On Saturday, I took Dot to the University’s organic farm harvest festival, and told her she could choose her own pumpkin.
There were giant, orange pumpkins, medium pumpkins, tiny green pumpkins, funny yellow oblong pumpkins, white ghostly pumpkins – more pumpkins and kinds of pumpkins than I’d ever seen before.
There was, however, only one pumpkin that was tiny and yellow and slightly rotten, with a withered brown stem. Dot found it, of course, and it was love at first sight.
I could not get her interested in any of the other tiny green pumpkins, or the small orange one she’d initially liked the best. Nope. Once she’d seen that little yellow pumpkin, it was her pumpkin, and she wasn’t going to let go of it. I should have nipped that pumpkin love in the bud, I know, but she’s never had a favorite toy that has stayed a favorite for long, and I thought she’d grow bored with the pumpkin before we got home. But I drastically underestimated her love for her new friend. By the time we arrived home, she had named it “Little Pumpkin,” and hugged and kissed it many times. And for the rest of the day she played with Little Pumpkin. She swung it by its stem to make it dance, she showed it to her daddy, proclaiming, “This is the one I choose! Because I love it!” She insisted upon sleeping with it at night.

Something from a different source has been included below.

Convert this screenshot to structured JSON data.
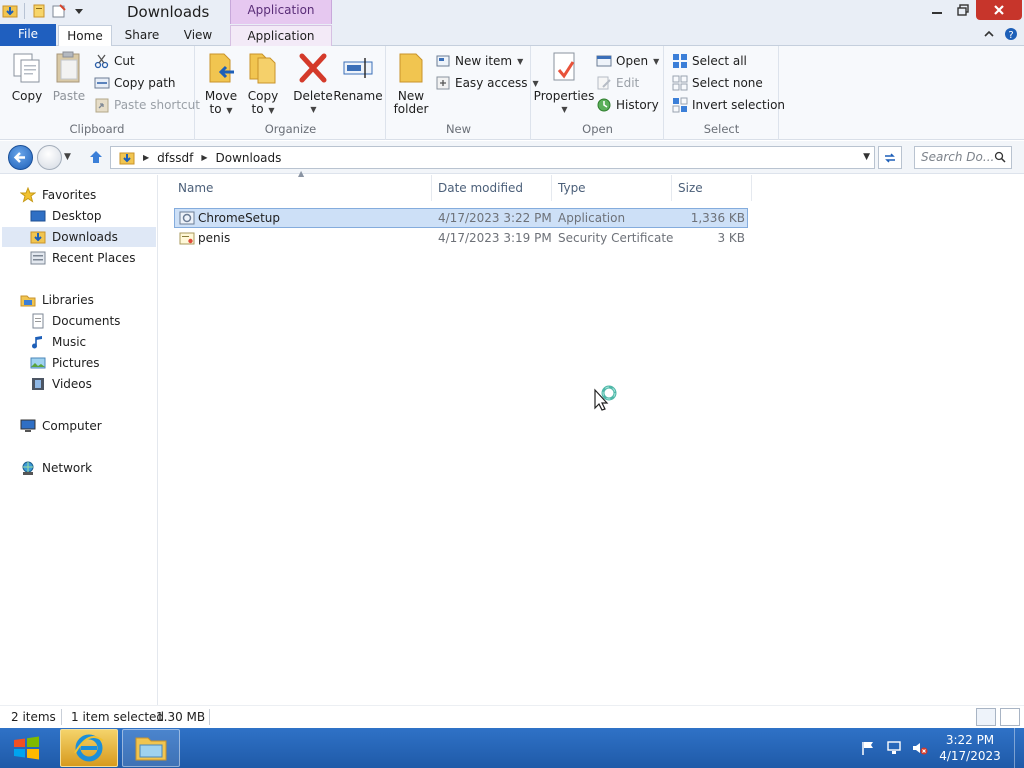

On Sunday, Little Pumpkin had to come with us to the Arboretum, and then Little Pumpkin had to be in the bed during Dot’s nap.
“Does she need a clean diaper?” N asked me.
“No,” I said.
He sniffed the air. “Are you sure?”
“Yes,” I replied, grimly. “What you’re smelling is Little Pumpkin.”
After Dot fell asleep, I grabbed that smelly little squash and attempted to dry it out in the oven. It works for gourds, right? And pumpkins are related to gourds, right? I set the oven on low heat, made sure the oven light was off, and set little pumpkin in a bed of salt on a pyrex bowl in the middle rack. I crossed my fingers. When Dot woke up, she asked for her pumpkin, and, fool that I am, I told her I’d taken Little Pumpkin to the “pumpkin doctor.” At which point she cried and I frantically promised that Little Pumpkin would be back soon.
Early this morning I sneaked into the kitchen to check on Little Pumpkin, and while Little Pumpkin is no longer stinky, it is also about 1/4 its original size and no longer at all yellow. It has caved in on itself and developed a withered, mummified texture. It’s pretty awful, and bears no resemblance to the Little Pumpkin with which Dot fell in love.
I am a pumpkin murderer, my friends. A mad scientist pumpkin murderer.
Now I am thinking of various kinds of deception. Because first thing this morning, Dot asked for Little Pumpkin. Little Pumpkin is supposed to be back from the pumpkin doctor today! And while I told myself I’d always be honest with my child, I’m really not ready to have the death talk right now. Not about a pumpkin, dear as it may have been. Also, I don’t want to let her know that I’m a crazy murderer of pumpkins and that I dried her little friend into a withered, leathery, blob in our kitchen. Think of the nightmares!
So, do I try to muster my very limited sewing skills and try to make a yellow fabric pumpkin of the same size and approximate weight? Do I search the grocery stores for something resembling an apricot-sized yellow pumpkin? Do I say that Little Pumpkin was accepted into Madame Courgette’s School of Dance (the most prestigious school of dance for any pumpkin, gourd, or squash, you know), and had to leave without saying goodbye? Do I go to the pet store and tell her that Little Pumpkin has transformed into a goldfish?
I know that last sounds crazy, but somehow I feel like I’d be ready to talk about death if it pertained to a goldfish. More so than a squash, anyway.
Plus, Little Pumpkin strikes me as a good name for a goldfish, really.
Of course, I really just wish that death and decay would stay far away from her forever. A strange wish for this month of Halloween, but there it is.